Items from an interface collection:
··········
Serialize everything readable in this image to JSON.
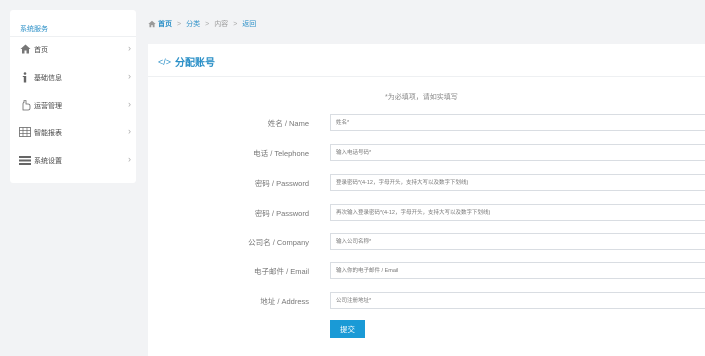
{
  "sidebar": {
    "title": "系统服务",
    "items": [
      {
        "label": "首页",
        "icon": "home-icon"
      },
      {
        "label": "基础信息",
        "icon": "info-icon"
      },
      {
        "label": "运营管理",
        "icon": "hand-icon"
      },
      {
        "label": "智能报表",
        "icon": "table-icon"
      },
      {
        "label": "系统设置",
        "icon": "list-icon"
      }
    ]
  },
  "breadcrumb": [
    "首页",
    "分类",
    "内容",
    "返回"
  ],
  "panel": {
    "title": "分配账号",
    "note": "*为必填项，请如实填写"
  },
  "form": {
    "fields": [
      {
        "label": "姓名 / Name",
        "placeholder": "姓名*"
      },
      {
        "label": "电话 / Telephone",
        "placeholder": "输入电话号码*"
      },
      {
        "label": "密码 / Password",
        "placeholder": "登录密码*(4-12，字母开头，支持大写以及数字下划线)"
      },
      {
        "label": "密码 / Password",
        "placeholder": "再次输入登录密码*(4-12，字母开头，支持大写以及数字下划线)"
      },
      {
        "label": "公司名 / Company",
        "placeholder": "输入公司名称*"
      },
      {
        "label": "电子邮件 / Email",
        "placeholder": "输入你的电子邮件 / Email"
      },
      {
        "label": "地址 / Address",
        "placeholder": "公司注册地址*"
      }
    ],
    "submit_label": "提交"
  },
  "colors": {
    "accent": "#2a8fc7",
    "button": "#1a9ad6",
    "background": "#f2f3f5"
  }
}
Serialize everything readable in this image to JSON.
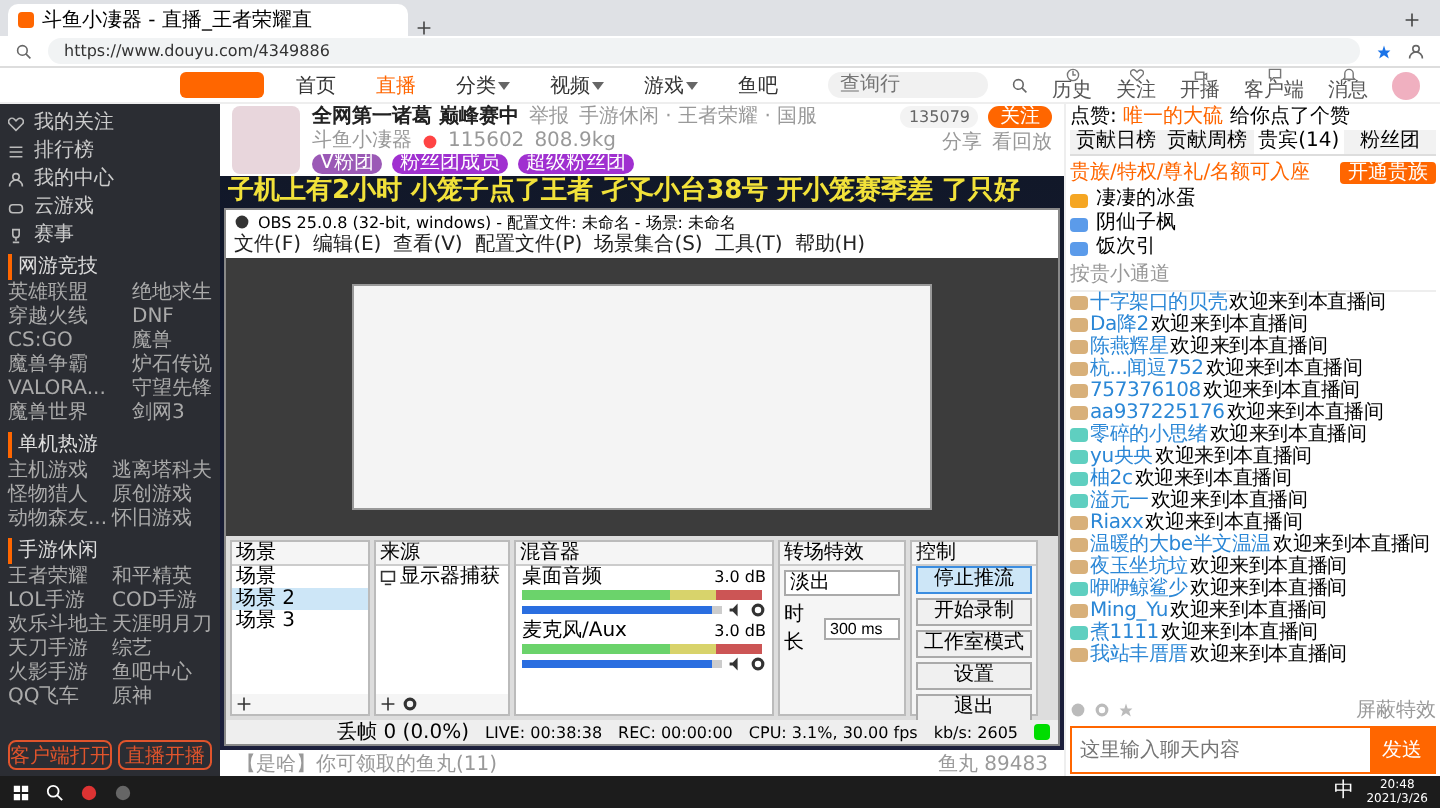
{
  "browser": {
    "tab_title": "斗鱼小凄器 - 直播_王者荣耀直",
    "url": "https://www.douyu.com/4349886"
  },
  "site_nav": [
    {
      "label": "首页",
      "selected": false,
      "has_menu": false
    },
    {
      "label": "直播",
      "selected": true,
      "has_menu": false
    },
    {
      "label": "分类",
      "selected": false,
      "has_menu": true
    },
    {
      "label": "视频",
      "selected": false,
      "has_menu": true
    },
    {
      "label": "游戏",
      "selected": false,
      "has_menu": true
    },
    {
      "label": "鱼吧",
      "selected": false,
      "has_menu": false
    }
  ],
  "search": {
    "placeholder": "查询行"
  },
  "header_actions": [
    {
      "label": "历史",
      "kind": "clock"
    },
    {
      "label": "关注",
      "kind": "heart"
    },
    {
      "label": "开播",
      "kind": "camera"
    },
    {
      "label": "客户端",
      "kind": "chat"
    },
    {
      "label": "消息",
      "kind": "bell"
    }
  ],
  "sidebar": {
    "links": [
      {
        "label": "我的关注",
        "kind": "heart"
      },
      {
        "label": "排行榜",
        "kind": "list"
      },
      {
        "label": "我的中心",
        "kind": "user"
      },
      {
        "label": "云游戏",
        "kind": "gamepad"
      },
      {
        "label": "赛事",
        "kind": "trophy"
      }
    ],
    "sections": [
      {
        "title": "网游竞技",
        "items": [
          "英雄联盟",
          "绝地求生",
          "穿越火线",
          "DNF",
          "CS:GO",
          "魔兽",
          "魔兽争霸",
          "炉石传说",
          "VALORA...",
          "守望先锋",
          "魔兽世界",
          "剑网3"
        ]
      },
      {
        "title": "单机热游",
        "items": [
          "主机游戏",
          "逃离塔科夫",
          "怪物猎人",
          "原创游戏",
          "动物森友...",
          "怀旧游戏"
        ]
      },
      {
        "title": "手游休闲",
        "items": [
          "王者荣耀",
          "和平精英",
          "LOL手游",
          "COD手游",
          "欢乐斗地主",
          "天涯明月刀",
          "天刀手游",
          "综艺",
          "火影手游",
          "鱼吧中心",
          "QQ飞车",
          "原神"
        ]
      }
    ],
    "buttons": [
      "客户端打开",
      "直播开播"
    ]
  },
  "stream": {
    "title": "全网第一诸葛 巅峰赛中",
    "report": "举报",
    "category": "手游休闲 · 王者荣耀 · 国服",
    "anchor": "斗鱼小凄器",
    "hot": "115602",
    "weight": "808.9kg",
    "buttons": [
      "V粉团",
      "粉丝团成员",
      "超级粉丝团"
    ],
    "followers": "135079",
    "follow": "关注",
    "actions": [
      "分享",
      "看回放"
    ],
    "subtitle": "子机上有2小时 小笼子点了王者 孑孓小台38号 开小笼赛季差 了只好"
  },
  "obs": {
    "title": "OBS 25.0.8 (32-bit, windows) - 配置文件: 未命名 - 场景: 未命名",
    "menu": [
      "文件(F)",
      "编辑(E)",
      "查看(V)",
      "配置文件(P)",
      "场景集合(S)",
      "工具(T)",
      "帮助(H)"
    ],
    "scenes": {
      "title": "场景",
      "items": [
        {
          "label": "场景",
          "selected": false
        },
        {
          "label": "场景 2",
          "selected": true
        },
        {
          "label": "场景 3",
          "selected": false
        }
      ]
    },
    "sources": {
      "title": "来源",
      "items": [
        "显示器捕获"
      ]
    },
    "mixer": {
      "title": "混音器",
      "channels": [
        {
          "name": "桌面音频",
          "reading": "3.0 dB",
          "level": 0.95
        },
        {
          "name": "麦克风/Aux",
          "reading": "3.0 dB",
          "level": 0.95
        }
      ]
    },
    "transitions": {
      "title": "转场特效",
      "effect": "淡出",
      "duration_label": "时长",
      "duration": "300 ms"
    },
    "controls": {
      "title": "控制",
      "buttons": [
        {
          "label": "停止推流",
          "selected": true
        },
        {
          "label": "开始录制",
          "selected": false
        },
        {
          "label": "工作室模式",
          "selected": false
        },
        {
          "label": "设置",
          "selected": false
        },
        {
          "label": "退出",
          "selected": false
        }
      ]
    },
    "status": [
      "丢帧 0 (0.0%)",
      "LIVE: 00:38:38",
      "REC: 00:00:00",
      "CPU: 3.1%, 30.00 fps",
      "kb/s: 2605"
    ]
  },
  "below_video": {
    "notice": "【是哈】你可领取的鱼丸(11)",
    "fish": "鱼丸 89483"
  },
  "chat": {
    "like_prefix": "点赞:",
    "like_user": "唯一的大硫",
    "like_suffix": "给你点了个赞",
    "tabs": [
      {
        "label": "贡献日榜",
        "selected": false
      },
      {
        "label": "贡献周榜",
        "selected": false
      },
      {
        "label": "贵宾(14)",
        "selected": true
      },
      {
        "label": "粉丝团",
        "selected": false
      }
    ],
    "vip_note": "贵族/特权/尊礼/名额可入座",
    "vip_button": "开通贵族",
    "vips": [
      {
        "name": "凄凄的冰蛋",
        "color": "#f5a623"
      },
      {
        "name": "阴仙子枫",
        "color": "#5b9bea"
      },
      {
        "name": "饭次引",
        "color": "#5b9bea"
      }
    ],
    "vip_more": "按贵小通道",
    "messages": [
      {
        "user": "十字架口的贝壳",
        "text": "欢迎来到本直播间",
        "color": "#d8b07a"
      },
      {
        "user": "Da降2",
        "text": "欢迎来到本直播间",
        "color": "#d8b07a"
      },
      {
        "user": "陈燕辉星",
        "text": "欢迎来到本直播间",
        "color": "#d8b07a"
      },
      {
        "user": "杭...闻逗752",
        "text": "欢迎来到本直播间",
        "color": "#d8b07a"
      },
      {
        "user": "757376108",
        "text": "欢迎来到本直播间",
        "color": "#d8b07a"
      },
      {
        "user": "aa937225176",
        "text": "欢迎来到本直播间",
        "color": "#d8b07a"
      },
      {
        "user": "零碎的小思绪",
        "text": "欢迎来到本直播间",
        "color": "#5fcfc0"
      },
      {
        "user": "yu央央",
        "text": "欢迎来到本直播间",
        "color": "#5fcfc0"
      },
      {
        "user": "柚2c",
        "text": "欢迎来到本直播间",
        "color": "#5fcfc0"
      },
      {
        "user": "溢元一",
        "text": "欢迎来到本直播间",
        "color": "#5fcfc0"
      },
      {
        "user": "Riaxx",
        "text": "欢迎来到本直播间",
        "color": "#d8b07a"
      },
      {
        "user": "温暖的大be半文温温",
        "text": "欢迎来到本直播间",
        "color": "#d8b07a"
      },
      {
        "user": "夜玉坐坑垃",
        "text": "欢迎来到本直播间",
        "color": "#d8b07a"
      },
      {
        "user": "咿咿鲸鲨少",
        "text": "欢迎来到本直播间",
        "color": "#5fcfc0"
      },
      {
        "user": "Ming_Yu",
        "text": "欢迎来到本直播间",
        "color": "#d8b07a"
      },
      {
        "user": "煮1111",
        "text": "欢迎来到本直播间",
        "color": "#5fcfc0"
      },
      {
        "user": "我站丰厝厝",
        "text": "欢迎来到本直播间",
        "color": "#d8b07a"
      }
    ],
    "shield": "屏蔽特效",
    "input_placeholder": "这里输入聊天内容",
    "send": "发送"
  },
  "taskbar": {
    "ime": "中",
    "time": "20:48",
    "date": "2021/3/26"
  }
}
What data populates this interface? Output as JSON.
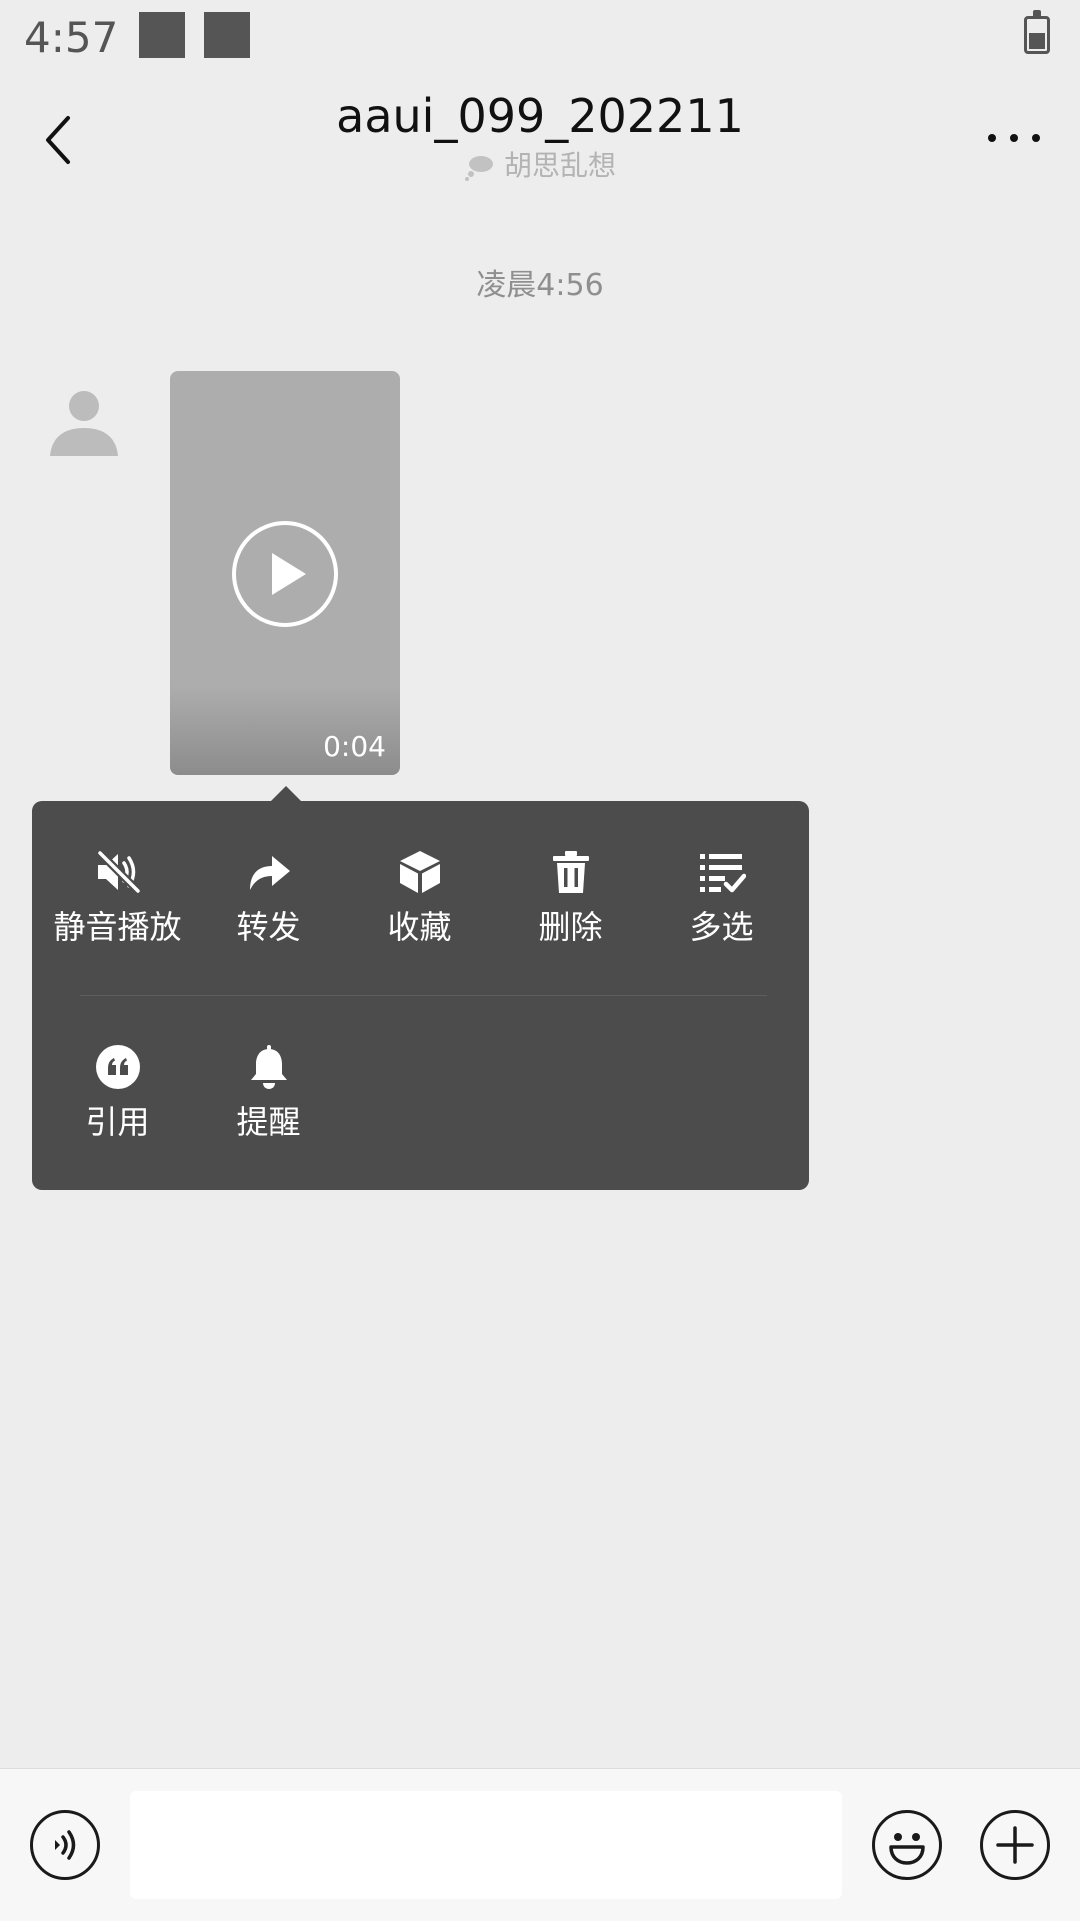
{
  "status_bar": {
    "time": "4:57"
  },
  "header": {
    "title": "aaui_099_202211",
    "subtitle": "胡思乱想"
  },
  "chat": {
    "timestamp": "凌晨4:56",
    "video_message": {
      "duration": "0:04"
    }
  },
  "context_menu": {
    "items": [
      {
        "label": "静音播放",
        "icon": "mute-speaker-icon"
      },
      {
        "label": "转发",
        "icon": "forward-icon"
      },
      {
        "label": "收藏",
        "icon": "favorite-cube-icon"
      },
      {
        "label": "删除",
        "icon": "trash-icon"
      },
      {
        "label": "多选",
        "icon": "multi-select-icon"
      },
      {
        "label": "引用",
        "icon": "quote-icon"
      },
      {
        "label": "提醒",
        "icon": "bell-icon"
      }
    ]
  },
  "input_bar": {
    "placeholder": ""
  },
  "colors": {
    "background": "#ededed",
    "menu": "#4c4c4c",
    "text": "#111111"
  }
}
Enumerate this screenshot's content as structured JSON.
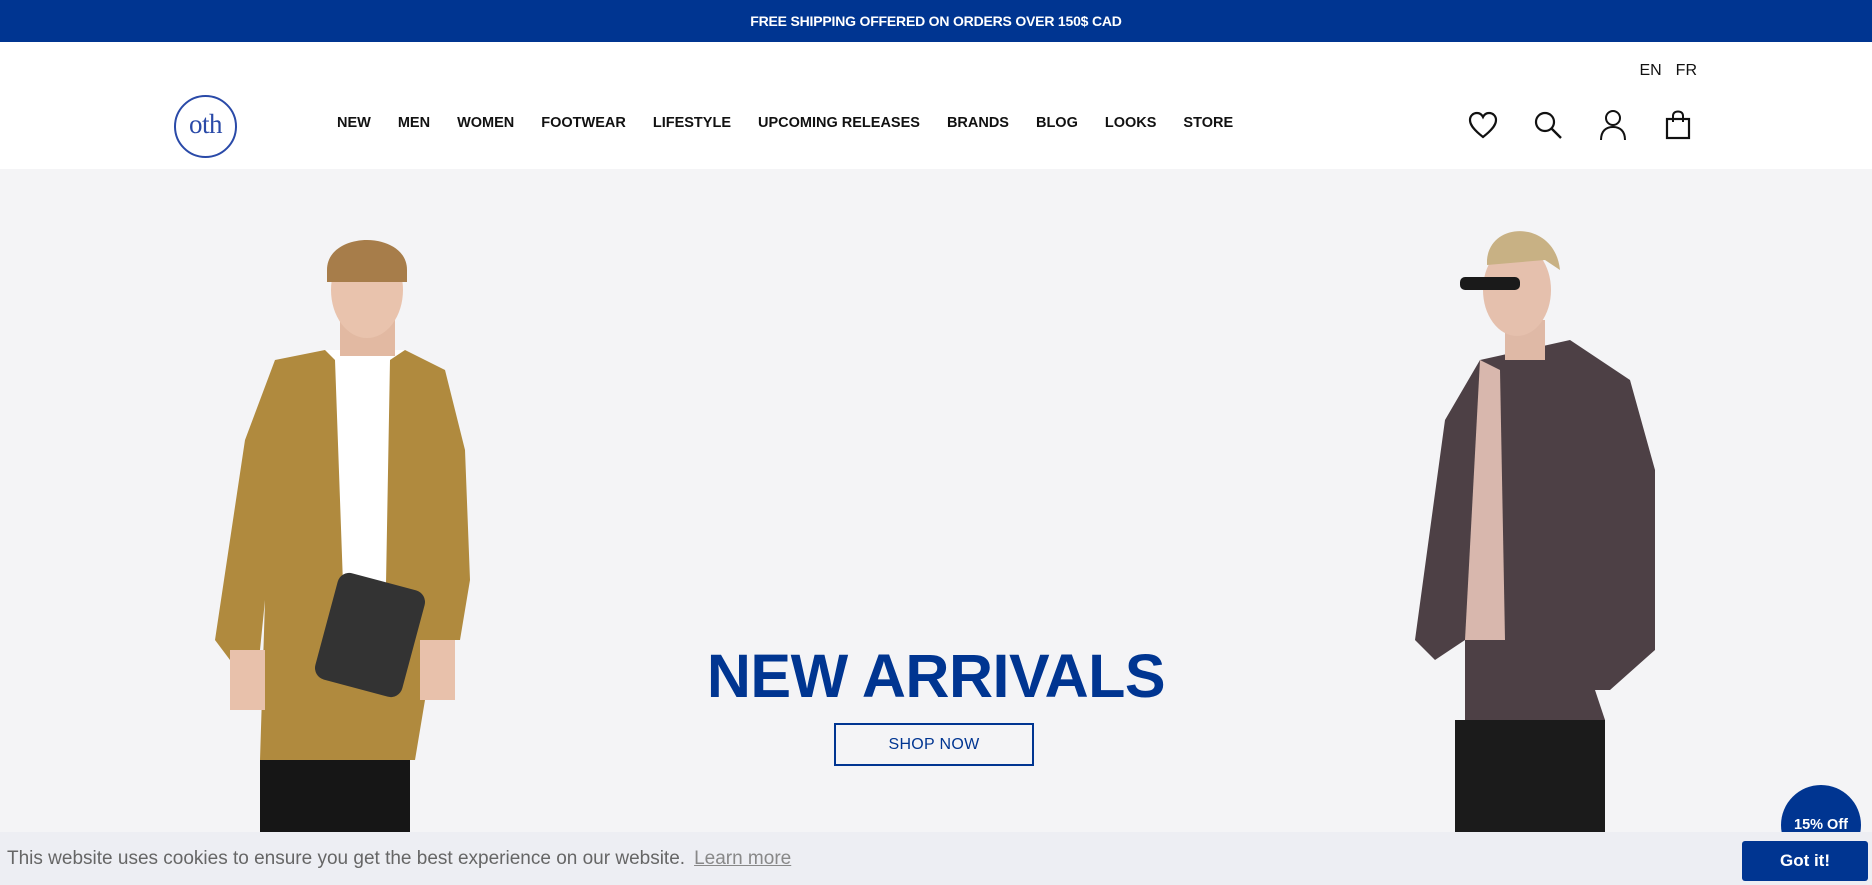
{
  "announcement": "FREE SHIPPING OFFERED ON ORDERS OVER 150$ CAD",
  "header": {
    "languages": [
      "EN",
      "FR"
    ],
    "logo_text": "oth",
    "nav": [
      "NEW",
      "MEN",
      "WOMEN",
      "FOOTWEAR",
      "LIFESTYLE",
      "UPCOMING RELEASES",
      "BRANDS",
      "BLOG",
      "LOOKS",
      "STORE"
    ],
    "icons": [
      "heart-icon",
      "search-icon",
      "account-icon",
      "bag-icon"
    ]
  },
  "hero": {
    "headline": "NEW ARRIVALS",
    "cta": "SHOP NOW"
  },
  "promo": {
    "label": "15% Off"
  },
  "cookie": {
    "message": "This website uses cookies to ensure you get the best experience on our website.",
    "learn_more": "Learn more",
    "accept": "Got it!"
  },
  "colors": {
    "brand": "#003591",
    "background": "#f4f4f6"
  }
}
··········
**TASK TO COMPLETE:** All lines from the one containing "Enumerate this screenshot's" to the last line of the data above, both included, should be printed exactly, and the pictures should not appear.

**ANSWER BOX:**
Enumerate this screenshot's content as structured JSON.
{
  "announcement": "FREE SHIPPING OFFERED ON ORDERS OVER 150$ CAD",
  "header": {
    "languages": [
      "EN",
      "FR"
    ],
    "logo_text": "oth",
    "nav": [
      "NEW",
      "MEN",
      "WOMEN",
      "FOOTWEAR",
      "LIFESTYLE",
      "UPCOMING RELEASES",
      "BRANDS",
      "BLOG",
      "LOOKS",
      "STORE"
    ],
    "icons": [
      "heart-icon",
      "search-icon",
      "account-icon",
      "bag-icon"
    ]
  },
  "hero": {
    "headline": "NEW ARRIVALS",
    "cta": "SHOP NOW"
  },
  "promo": {
    "label": "15% Off"
  },
  "cookie": {
    "message": "This website uses cookies to ensure you get the best experience on our website.",
    "learn_more": "Learn more",
    "accept": "Got it!"
  },
  "colors": {
    "brand": "#003591",
    "background": "#f4f4f6"
  }
}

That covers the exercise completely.